AB - Background: Iodine deficiency is common in the Qinba mountainous area and fetal iodine deficiency disorder (FIDD) is endemic. Our previous study demonstrated that apolipoprotein E (ApoE) was a genetic risk factor for FIDD in the local area.Aim: In order to achieve a better understanding of the aetiology of iodine deficiency-based mental retardation in the Qinba mountainous area, we conducted further studies of ApoE allele frequencies obtained from the local population.Subjects and methods: A total of 818 samples from four counties in the iodine-deficient area were recruited for the study of the ApoE genotype and allele frequencies using the PCR-RFLP method, and were subsequently confirmed by sequencing. Results: The frequencies of epsilon2, epsilon3 and epsilon4 alleles of Han Chinese in Qinba were 9.67%, 81.30% and 9.03%, respectively. Furthermore, no significant differences in the distribution of ApoE (either genotype or allele frequencies) between any two subgroups divided according to location, sex and age (p > 0.05) were found. Surprisingly, however, we found a significant difference in the genotype and allele frequencies between Qinba and Shanghai (genotype: chi(2) = 14.91, p = 0.0096; allele: chi(2) = 15.07, p = 0.0009).Conclusion: The currently documented allele frequencies of ApoE in the Han Chinese population living in the open areas of China do not represent the distribution in the isolated Qinba mountainous area.
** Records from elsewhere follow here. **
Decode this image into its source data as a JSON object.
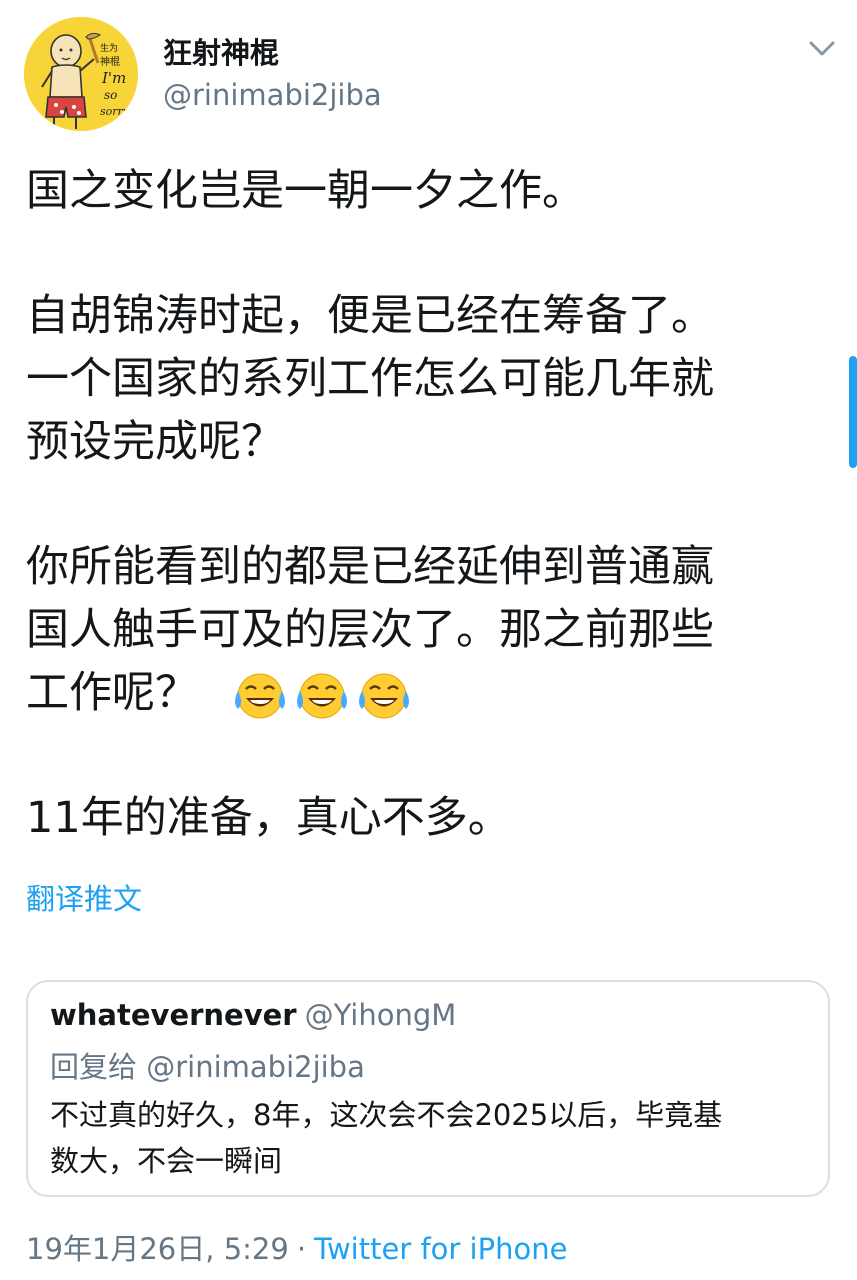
{
  "author": {
    "display_name": "狂射神棍",
    "handle": "@rinimabi2jiba",
    "avatar_text": [
      "生为",
      "神棍",
      "I'm",
      "so",
      "sorry"
    ]
  },
  "tweet": {
    "paragraphs": [
      [
        "国之变化岂是一朝一夕之作。"
      ],
      [
        "自胡锦涛时起，便是已经在筹备了。",
        "一个国家的系列工作怎么可能几年就",
        "预设完成呢？"
      ],
      [
        "你所能看到的都是已经延伸到普通赢",
        "国人触手可及的层次了。那之前那些"
      ],
      [
        "11年的准备，真心不多。"
      ]
    ],
    "emoji_line_text": "工作呢？",
    "emoji": [
      "face-with-tears-of-joy",
      "face-with-tears-of-joy",
      "face-with-tears-of-joy"
    ]
  },
  "translate_label": "翻译推文",
  "quote": {
    "author_name": "whatevernever",
    "author_handle": "@YihongM",
    "reply_to": "回复给 @rinimabi2jiba",
    "text_lines": [
      "不过真的好久，8年，这次会不会2025以后，毕竟基",
      "数大，不会一瞬间"
    ]
  },
  "meta": {
    "timestamp": "19年1月26日, 5:29",
    "separator": "·",
    "source": "Twitter for iPhone"
  },
  "colors": {
    "text": "#14171a",
    "secondary": "#657786",
    "accent": "#1da1f2",
    "border": "#d8dfe5",
    "avatar_bg": "#f7d437"
  },
  "icons": {
    "menu": "chevron-down-icon",
    "emoji": "tears-of-joy-emoji"
  }
}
The higher level of epsilon2 and epsilon4 allele frequencies in the Han Chinese living in the isolated Qinba area arise by chance or may result from genetic adaptation to an environment characterized by malnutrition and iodine deficiency, which may also contribute to the high incidence of mental retardation in these regions.

KW - THYROXINE-BINDING

KW - E GENOTYPE

KW - DISEASE

KW - AGE

KW - MODULATION

KW - EXPRESSION

KW - ETHNICITY

KW - DOMAIN

KW - SITE

KW - APOE

U2 - 10.1080/03014460400007203

DO - 10.1080/03014460400007203

M3 - Article

VL - 31

SP - 578

EP - 585

JO - Annals of Human Biology

JF - Annals of Human Biology

SN - 0301-4460

ER -